**Exercise description**
Where the string "name" appears in a line of the data, show that line.

**Entries provided**
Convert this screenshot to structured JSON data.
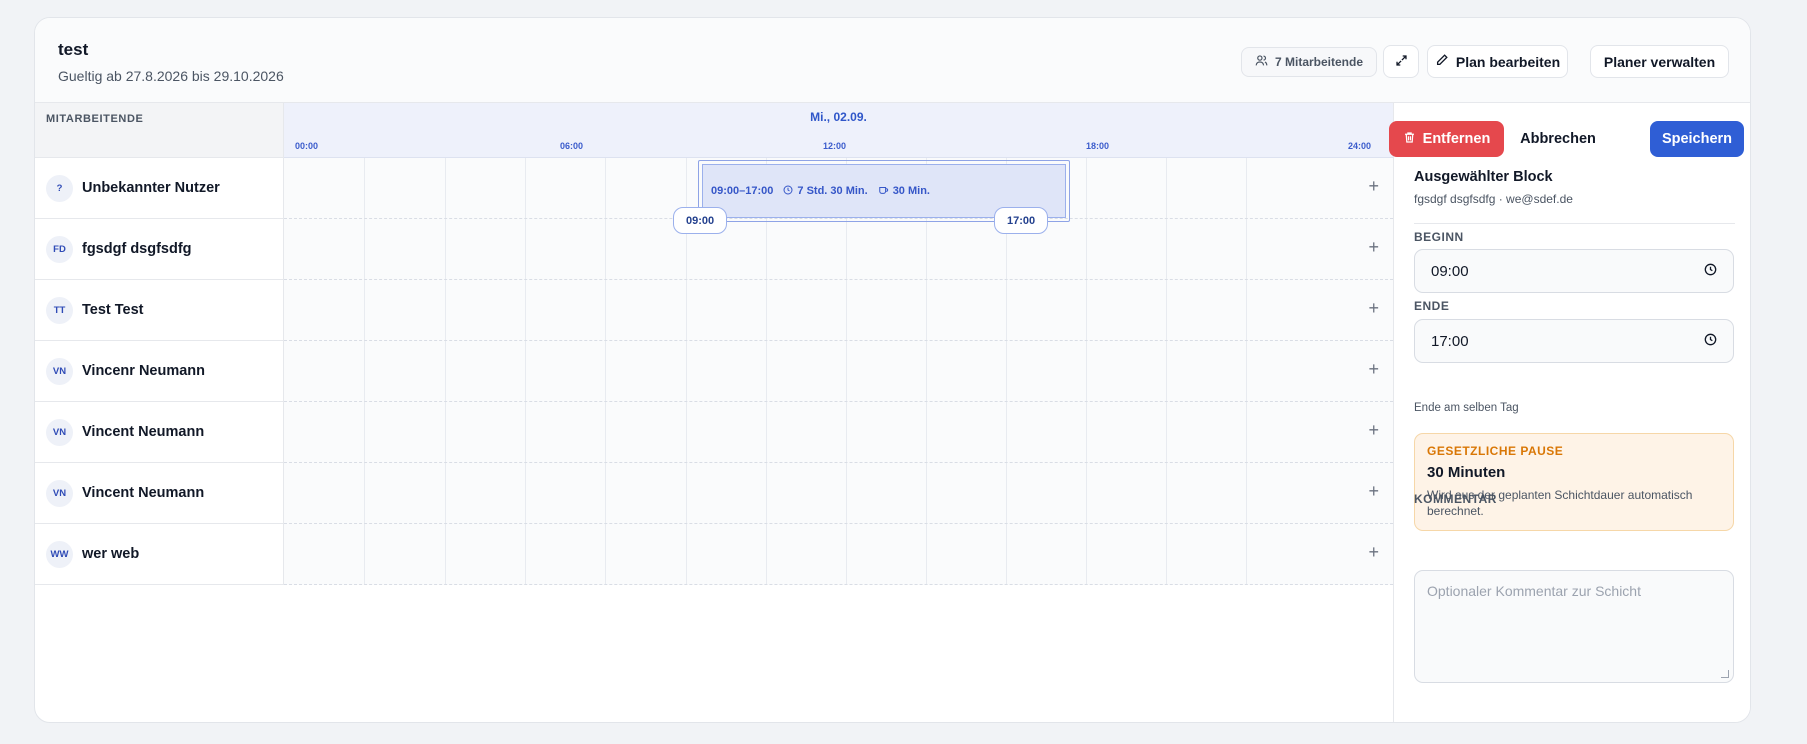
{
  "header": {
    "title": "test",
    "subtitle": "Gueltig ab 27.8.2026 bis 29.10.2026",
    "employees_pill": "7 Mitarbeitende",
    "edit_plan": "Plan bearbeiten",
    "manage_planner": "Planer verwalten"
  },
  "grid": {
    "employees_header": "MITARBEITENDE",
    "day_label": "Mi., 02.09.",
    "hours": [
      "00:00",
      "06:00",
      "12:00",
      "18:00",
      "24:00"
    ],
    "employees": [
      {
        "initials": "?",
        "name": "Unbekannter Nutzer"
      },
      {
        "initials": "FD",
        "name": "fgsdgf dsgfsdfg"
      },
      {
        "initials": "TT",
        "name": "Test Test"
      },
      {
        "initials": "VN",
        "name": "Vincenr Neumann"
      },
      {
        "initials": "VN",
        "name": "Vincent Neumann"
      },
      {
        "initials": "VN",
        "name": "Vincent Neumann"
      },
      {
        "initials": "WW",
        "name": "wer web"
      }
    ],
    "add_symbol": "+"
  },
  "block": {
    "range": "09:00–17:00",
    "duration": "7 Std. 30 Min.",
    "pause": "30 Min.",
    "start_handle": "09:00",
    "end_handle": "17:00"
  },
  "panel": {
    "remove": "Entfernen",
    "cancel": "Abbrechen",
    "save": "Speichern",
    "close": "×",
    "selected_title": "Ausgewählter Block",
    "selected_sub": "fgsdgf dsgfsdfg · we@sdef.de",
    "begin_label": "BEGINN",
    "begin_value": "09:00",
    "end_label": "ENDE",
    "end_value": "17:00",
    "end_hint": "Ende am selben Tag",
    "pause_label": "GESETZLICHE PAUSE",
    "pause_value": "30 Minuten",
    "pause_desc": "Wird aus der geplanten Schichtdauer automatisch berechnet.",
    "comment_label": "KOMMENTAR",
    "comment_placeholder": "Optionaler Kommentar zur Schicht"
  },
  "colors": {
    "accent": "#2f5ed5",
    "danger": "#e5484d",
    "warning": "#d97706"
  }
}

**Finished exercise**
        "name": "Unbekannter Nutzer"
        "name": "fgsdgf dsgfsdfg"
        "name": "Test Test"
        "name": "Vincenr Neumann"
        "name": "Vincent Neumann"
        "name": "Vincent Neumann"
        "name": "wer web"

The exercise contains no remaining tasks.